> [AIM OF THE EXERCISE] All of the entries need to be printed again exactly; pictures are the only thing to omit.

(Excerpts from an interface dataset)
Segment Open

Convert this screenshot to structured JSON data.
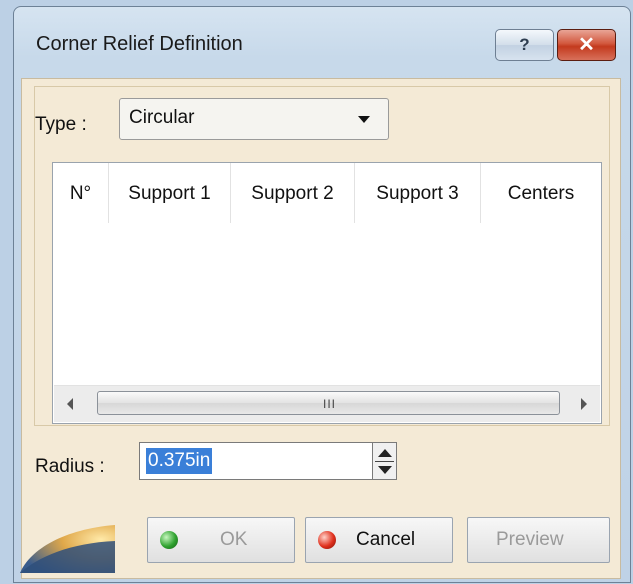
{
  "window": {
    "title": "Corner Relief Definition",
    "help_label": "?",
    "close_label": "✕"
  },
  "type_field": {
    "label": "Type :",
    "value": "Circular"
  },
  "table": {
    "columns": [
      "N°",
      "Support 1",
      "Support 2",
      "Support 3",
      "Centers"
    ],
    "rows": [],
    "scroll_grip": "III"
  },
  "radius_field": {
    "label": "Radius :",
    "value": "0.375in"
  },
  "buttons": {
    "ok_label": "OK",
    "cancel_label": "Cancel",
    "preview_label": "Preview"
  },
  "colors": {
    "panel": "#f4ead6",
    "selection": "#3a7fd8",
    "close": "#c33a1e"
  }
}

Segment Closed

> [RESULT OF THIS TASK]
Convert this screenshot to structured JSON data.
{
  "window": {
    "title": "Corner Relief Definition",
    "help_label": "?",
    "close_label": "✕"
  },
  "type_field": {
    "label": "Type :",
    "value": "Circular"
  },
  "table": {
    "columns": [
      "N°",
      "Support 1",
      "Support 2",
      "Support 3",
      "Centers"
    ],
    "rows": [],
    "scroll_grip": "III"
  },
  "radius_field": {
    "label": "Radius :",
    "value": "0.375in"
  },
  "buttons": {
    "ok_label": "OK",
    "cancel_label": "Cancel",
    "preview_label": "Preview"
  },
  "colors": {
    "panel": "#f4ead6",
    "selection": "#3a7fd8",
    "close": "#c33a1e"
  }
}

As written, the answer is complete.